◆ **Work order**
Exclude the pictures from your copy, and reproduce each entry below verbatim.
Top of Record set
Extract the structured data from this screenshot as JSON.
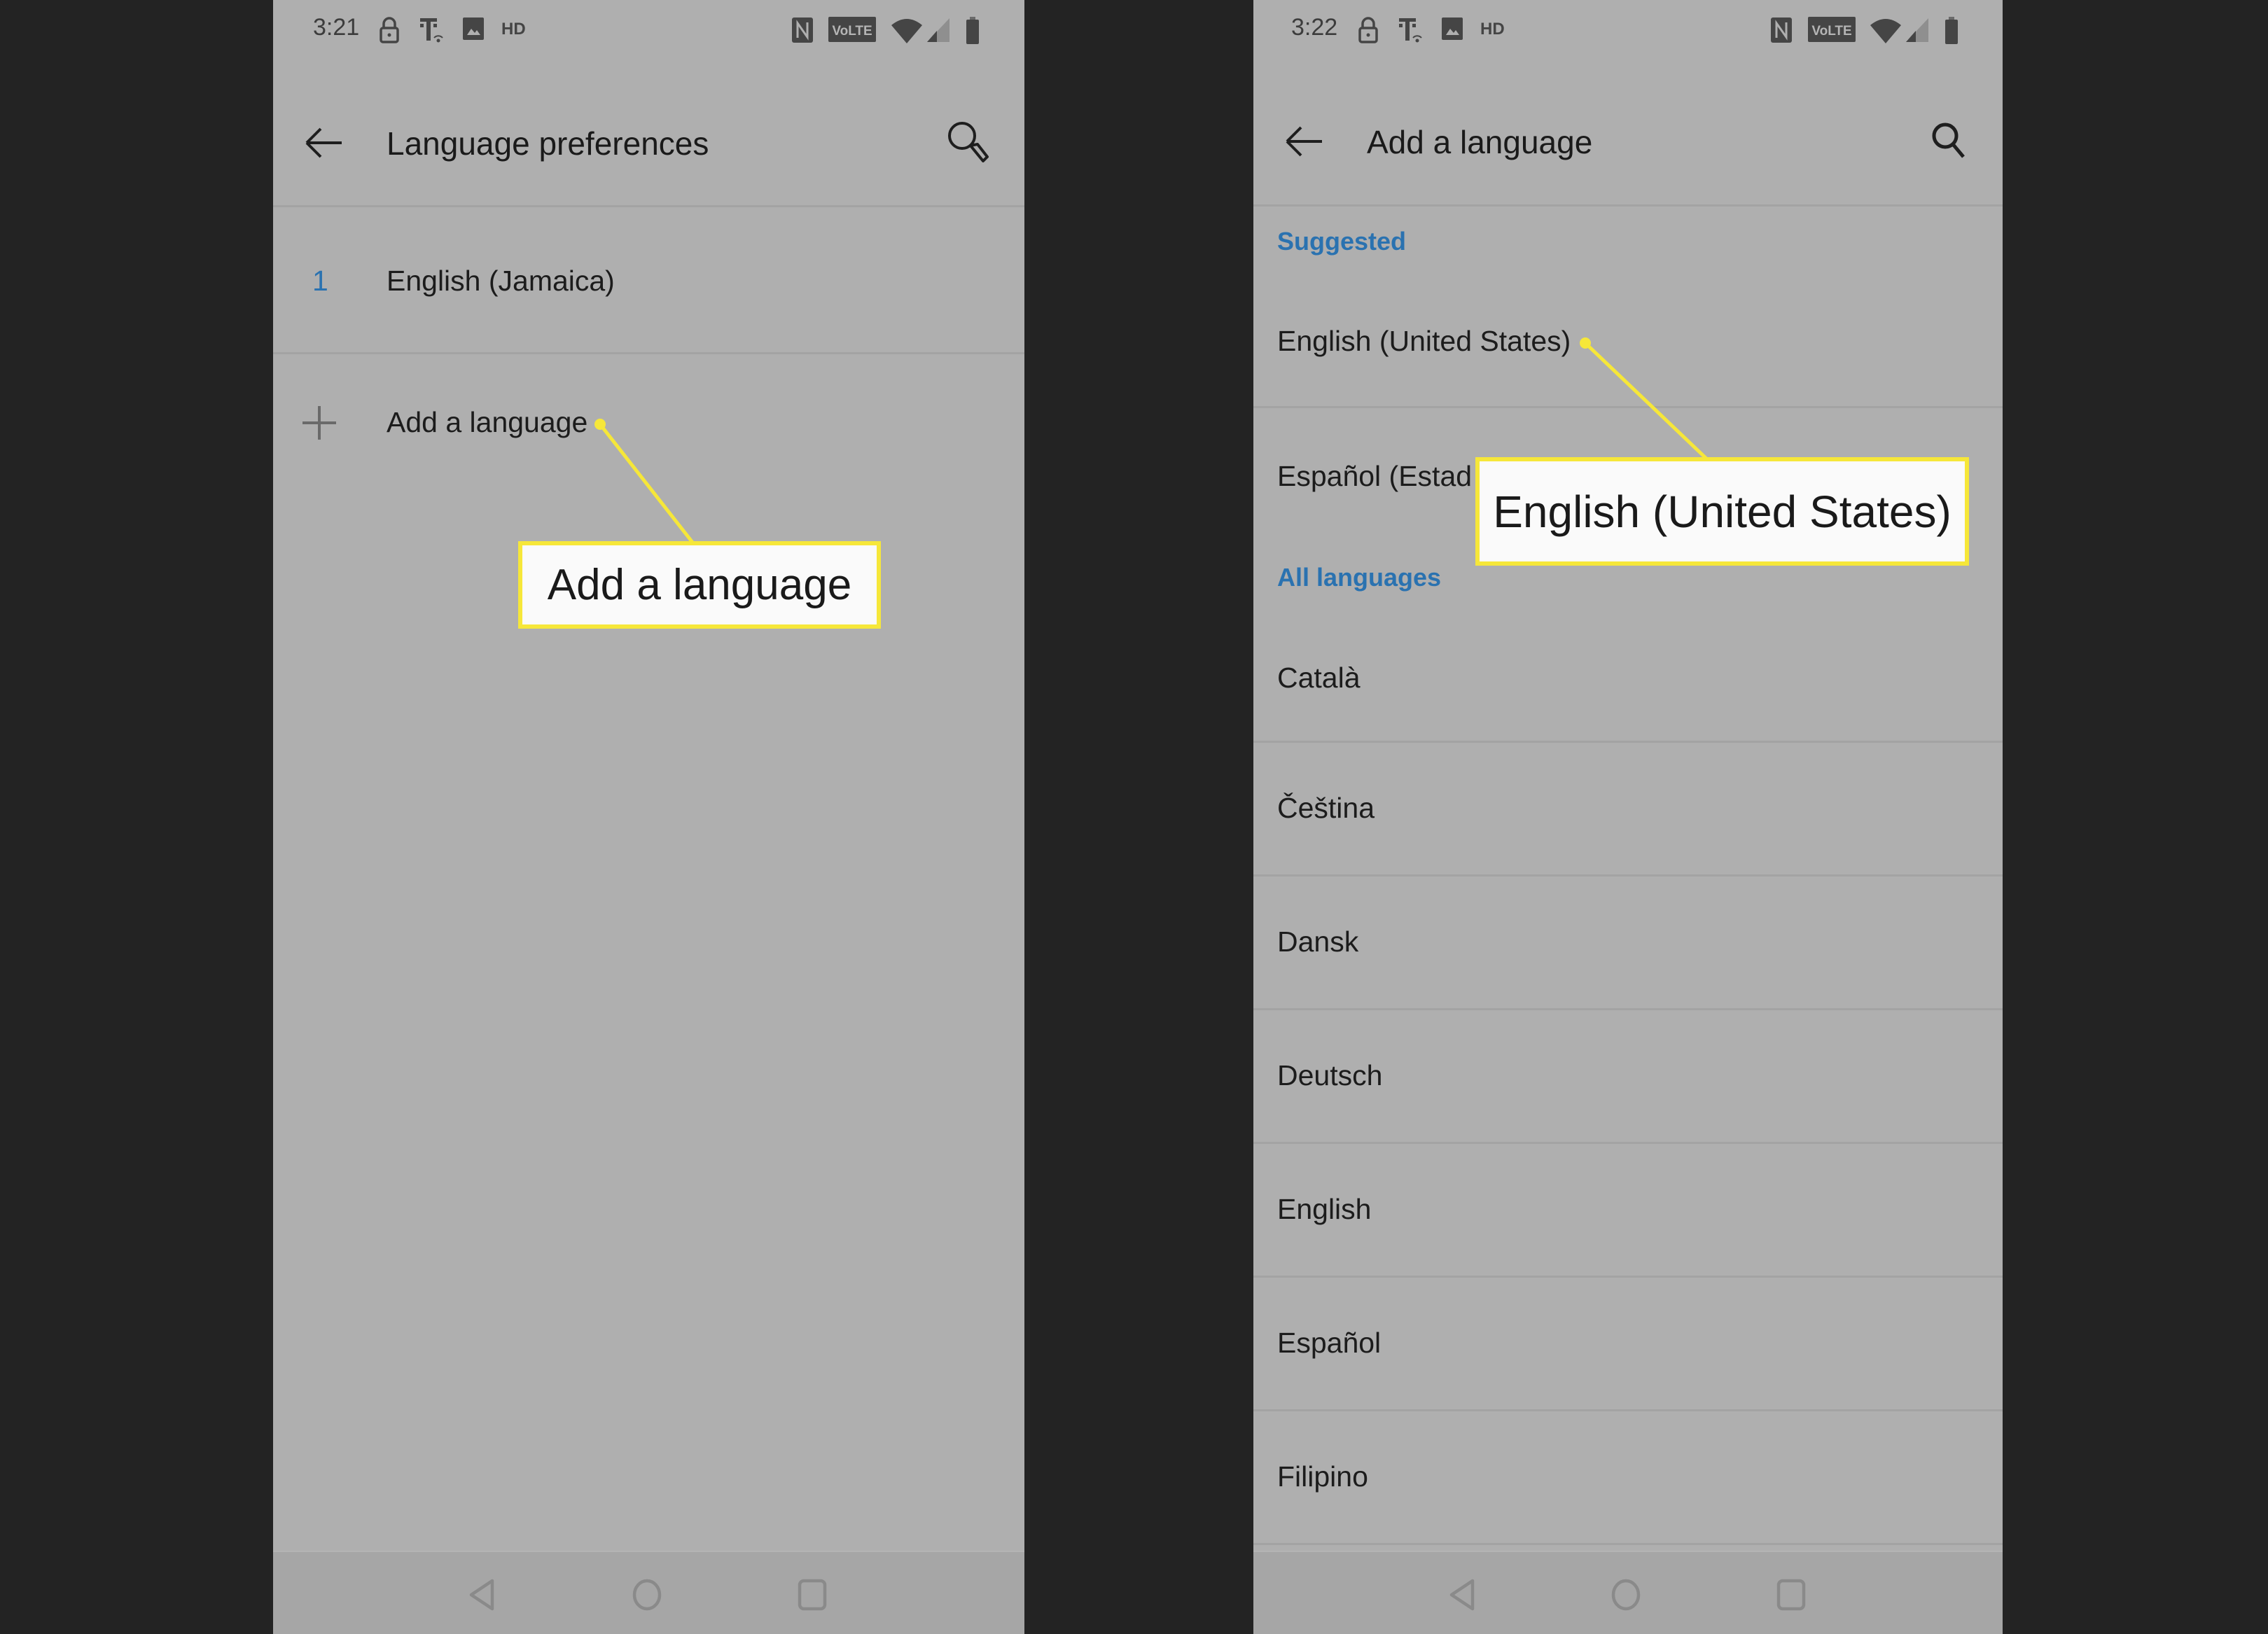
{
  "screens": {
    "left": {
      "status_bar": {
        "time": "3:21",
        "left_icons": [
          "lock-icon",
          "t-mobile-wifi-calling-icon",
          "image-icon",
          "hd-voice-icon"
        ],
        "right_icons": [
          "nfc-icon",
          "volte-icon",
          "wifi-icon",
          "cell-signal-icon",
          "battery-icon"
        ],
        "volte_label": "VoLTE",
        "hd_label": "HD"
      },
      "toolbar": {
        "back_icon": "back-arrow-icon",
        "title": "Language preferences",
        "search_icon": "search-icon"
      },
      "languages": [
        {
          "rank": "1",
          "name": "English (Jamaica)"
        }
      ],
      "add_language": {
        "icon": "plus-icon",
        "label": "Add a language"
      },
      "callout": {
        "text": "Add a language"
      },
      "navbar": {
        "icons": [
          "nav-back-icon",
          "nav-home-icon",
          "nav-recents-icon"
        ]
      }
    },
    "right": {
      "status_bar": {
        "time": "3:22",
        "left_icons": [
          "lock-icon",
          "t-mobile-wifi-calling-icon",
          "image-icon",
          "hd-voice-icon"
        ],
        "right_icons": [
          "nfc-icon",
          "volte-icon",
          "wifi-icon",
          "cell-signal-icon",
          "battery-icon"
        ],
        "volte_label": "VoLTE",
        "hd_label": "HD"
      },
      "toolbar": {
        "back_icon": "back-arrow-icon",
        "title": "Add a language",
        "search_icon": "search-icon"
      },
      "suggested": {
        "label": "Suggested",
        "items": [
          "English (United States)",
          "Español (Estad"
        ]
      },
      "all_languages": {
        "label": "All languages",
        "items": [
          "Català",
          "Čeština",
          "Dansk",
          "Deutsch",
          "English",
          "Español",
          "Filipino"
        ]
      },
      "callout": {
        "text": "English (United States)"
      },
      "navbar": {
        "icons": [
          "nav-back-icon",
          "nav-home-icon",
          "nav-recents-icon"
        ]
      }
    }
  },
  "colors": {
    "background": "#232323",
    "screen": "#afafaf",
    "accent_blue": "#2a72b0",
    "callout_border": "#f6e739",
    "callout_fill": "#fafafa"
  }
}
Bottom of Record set
◆ **Exercise response**
Extract the structured data from this screenshot as JSON.
{
  "screens": {
    "left": {
      "status_bar": {
        "time": "3:21",
        "left_icons": [
          "lock-icon",
          "t-mobile-wifi-calling-icon",
          "image-icon",
          "hd-voice-icon"
        ],
        "right_icons": [
          "nfc-icon",
          "volte-icon",
          "wifi-icon",
          "cell-signal-icon",
          "battery-icon"
        ],
        "volte_label": "VoLTE",
        "hd_label": "HD"
      },
      "toolbar": {
        "back_icon": "back-arrow-icon",
        "title": "Language preferences",
        "search_icon": "search-icon"
      },
      "languages": [
        {
          "rank": "1",
          "name": "English (Jamaica)"
        }
      ],
      "add_language": {
        "icon": "plus-icon",
        "label": "Add a language"
      },
      "callout": {
        "text": "Add a language"
      },
      "navbar": {
        "icons": [
          "nav-back-icon",
          "nav-home-icon",
          "nav-recents-icon"
        ]
      }
    },
    "right": {
      "status_bar": {
        "time": "3:22",
        "left_icons": [
          "lock-icon",
          "t-mobile-wifi-calling-icon",
          "image-icon",
          "hd-voice-icon"
        ],
        "right_icons": [
          "nfc-icon",
          "volte-icon",
          "wifi-icon",
          "cell-signal-icon",
          "battery-icon"
        ],
        "volte_label": "VoLTE",
        "hd_label": "HD"
      },
      "toolbar": {
        "back_icon": "back-arrow-icon",
        "title": "Add a language",
        "search_icon": "search-icon"
      },
      "suggested": {
        "label": "Suggested",
        "items": [
          "English (United States)",
          "Español (Estad"
        ]
      },
      "all_languages": {
        "label": "All languages",
        "items": [
          "Català",
          "Čeština",
          "Dansk",
          "Deutsch",
          "English",
          "Español",
          "Filipino"
        ]
      },
      "callout": {
        "text": "English (United States)"
      },
      "navbar": {
        "icons": [
          "nav-back-icon",
          "nav-home-icon",
          "nav-recents-icon"
        ]
      }
    }
  },
  "colors": {
    "background": "#232323",
    "screen": "#afafaf",
    "accent_blue": "#2a72b0",
    "callout_border": "#f6e739",
    "callout_fill": "#fafafa"
  }
}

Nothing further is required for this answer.